Amazon Unveils Alexa-Powered Smart Glasses, Smart Ring
Amazon’s big hardware event on Wednesday showcased more than a dozen new devices. The Echo Frames smart glasses and Echo Loop smart ring stand out for being the first two entrants for Amazon’s Day 1 Editions program, and as new approaches by Amazon in the wearable tech space.
Framing Alexa and Marrying Voice
The Day 1 Editions program allows Amazon to test out new products and get feedback from customers while still charging for the privilege. The Echo Frames and Loop will be the guinea pigs for the program. Before purchasing either device, customers have to request an invitation and fill out a survey to find out if they qualify to buy the Frames or Loop.
The Echo Frames are an Alexa-powered set of smart glasses. Unlike the North Focals smart glasses, which received an investment from the Alexa Fund, the Echo Frames are strictly audio. They’re more like the Bose Frames smart glasses in that respect, except that Alexa can be activated any time in the Echo Frames. The smart glasses will eventually have an option for prescription lenses, but for now, they are expensive faux glasses. The glasses retail for $180 at the current introductory price but will eventually be sold for $250.
The Echo Loop is a more unusual wearable device. It is a finger ring built with two tiny microphones and a small speaker to allow communication with Alexa and a smartphone. This could be a way for Amazon to encourage people to use Alexa on their smartphones. The ring can even make phone calls if you are okay with looking like someone talking into an invisible walkie-talkie. The Loop is $130 at the introductory price but will cost $180 once that period ends.
Wearable is the Fashion
Smart wearable technology is spreading quickly. Rumors that Facebook has partnered with Ray-Ban to build smart glasses popped up this week and the Bose Frames have been around since February. Amazon didn’t say who was behind the fashion aspect of the Frames design, but the glasses do seem to be aimed for fashion as much as function. The same cannot be said of the Loop ring. By necessity, even the smallest version of the black ring has to be a certain size to contain its hardware. The ring used as an auxiliary control for the North Focals, also called a Loop, is fairly slender but still draws comments from some people, as I know first-hand from wearing one.
That matters when it comes to wearable tech because social acceptance is a barrier in the industry. Amazon doesn’t want to suffer from the “Glasshole effect,” but unlike the Frames or most current smartwatches, the Loop is less likely to slot invisibly into people’s lives.
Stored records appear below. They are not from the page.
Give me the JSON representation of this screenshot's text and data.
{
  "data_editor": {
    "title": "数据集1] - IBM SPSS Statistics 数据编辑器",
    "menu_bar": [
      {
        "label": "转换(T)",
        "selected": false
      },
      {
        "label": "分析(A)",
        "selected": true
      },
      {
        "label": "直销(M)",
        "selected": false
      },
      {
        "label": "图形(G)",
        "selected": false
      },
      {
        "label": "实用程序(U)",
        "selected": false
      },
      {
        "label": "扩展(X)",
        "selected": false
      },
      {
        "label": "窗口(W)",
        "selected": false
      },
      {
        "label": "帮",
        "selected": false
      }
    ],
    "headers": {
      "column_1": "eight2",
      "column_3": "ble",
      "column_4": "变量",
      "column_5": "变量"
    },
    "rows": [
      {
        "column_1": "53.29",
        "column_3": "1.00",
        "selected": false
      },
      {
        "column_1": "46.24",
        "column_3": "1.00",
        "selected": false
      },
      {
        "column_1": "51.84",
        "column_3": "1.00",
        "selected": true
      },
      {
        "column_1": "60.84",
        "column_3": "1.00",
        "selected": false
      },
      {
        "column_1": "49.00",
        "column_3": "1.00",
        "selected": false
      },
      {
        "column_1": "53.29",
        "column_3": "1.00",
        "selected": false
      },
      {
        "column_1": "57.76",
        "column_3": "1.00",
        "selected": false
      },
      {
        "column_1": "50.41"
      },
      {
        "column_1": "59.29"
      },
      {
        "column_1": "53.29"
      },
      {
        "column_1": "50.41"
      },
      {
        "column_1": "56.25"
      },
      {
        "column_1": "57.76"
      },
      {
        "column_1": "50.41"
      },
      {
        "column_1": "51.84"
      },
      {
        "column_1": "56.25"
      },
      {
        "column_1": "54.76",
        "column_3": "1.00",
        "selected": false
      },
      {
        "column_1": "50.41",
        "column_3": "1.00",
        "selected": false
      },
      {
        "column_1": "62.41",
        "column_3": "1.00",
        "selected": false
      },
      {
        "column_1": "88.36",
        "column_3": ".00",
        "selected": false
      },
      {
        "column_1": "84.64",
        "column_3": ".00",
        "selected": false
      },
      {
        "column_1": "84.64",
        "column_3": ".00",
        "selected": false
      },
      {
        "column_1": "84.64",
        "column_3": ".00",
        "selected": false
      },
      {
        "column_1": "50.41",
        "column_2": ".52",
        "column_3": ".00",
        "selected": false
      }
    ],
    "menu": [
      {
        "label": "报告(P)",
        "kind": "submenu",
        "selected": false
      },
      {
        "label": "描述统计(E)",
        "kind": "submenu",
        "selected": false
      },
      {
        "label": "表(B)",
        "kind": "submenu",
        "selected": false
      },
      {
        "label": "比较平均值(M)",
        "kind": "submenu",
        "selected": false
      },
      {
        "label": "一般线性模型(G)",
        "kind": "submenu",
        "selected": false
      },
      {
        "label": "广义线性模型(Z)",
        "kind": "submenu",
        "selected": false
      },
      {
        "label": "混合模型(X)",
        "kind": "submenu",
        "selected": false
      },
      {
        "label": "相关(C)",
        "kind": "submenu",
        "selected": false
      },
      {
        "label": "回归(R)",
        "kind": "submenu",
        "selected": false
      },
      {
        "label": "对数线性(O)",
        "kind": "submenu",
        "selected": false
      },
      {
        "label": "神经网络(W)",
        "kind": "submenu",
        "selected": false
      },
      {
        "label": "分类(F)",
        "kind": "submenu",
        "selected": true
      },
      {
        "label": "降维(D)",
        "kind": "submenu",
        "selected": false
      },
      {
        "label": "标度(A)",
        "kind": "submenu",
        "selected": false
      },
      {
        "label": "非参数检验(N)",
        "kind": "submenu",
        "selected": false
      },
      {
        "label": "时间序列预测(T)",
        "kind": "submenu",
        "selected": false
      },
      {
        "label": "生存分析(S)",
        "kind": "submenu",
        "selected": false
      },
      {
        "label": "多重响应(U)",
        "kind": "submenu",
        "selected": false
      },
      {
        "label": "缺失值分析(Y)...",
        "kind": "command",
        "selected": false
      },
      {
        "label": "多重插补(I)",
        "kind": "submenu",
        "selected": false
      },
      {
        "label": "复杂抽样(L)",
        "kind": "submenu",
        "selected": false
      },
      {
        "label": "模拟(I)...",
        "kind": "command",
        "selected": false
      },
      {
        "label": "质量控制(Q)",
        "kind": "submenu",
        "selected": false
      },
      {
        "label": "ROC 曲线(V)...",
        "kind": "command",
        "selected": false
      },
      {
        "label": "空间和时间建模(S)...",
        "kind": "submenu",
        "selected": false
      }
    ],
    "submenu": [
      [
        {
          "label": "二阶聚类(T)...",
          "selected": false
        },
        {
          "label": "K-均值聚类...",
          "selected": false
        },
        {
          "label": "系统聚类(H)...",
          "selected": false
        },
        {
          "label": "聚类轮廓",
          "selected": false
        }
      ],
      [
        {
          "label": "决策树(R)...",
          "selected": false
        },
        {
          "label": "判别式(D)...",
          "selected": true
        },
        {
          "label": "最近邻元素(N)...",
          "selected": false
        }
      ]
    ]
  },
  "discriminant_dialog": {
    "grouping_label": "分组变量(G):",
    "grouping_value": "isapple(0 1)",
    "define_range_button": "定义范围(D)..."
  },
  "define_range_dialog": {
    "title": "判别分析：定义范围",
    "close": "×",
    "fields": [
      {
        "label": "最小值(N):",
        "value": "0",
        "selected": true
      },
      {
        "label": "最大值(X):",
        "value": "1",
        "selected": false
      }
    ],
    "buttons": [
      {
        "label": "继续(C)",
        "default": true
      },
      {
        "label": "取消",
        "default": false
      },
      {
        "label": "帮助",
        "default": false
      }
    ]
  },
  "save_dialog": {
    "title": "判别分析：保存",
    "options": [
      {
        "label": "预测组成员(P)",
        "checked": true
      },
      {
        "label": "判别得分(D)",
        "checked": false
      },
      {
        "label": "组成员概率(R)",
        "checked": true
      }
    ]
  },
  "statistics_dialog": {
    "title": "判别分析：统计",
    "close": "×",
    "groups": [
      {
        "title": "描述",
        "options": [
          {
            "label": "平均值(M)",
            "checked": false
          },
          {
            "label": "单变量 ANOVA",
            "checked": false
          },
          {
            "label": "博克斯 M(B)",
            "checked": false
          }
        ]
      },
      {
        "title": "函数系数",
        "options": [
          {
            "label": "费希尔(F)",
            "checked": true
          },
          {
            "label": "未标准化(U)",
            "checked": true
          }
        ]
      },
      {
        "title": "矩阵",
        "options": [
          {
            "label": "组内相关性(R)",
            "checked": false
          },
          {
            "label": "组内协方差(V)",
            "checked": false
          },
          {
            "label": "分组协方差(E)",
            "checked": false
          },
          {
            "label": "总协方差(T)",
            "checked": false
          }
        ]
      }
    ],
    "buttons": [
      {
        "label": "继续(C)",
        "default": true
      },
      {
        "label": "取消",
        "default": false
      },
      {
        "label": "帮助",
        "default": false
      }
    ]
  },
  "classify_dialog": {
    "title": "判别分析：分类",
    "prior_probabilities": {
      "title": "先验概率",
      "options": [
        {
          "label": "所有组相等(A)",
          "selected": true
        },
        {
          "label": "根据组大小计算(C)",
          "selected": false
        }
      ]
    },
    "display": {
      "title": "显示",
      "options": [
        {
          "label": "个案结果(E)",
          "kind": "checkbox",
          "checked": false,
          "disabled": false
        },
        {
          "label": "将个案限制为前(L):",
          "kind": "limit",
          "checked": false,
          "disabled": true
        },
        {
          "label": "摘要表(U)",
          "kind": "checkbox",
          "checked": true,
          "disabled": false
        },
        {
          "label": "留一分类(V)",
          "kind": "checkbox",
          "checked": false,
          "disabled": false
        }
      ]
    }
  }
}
Even if the Loop means you don’t check your phone as often, an audible notification or seeing someone’s finger vibrate suddenly may be jarring.
Amazon’s willingness to bet on the wearable tech space like this speaks to the underlying potential of including voice technology in everything. Amazon wants to make Alexa part of people’s lives wherever they are, and wearables spread that ecosystem in ways no other Alexa-enabled product could. The success of the individual products is uncertain, but the space itself is only going to grow as more companies experiment with the possibilities.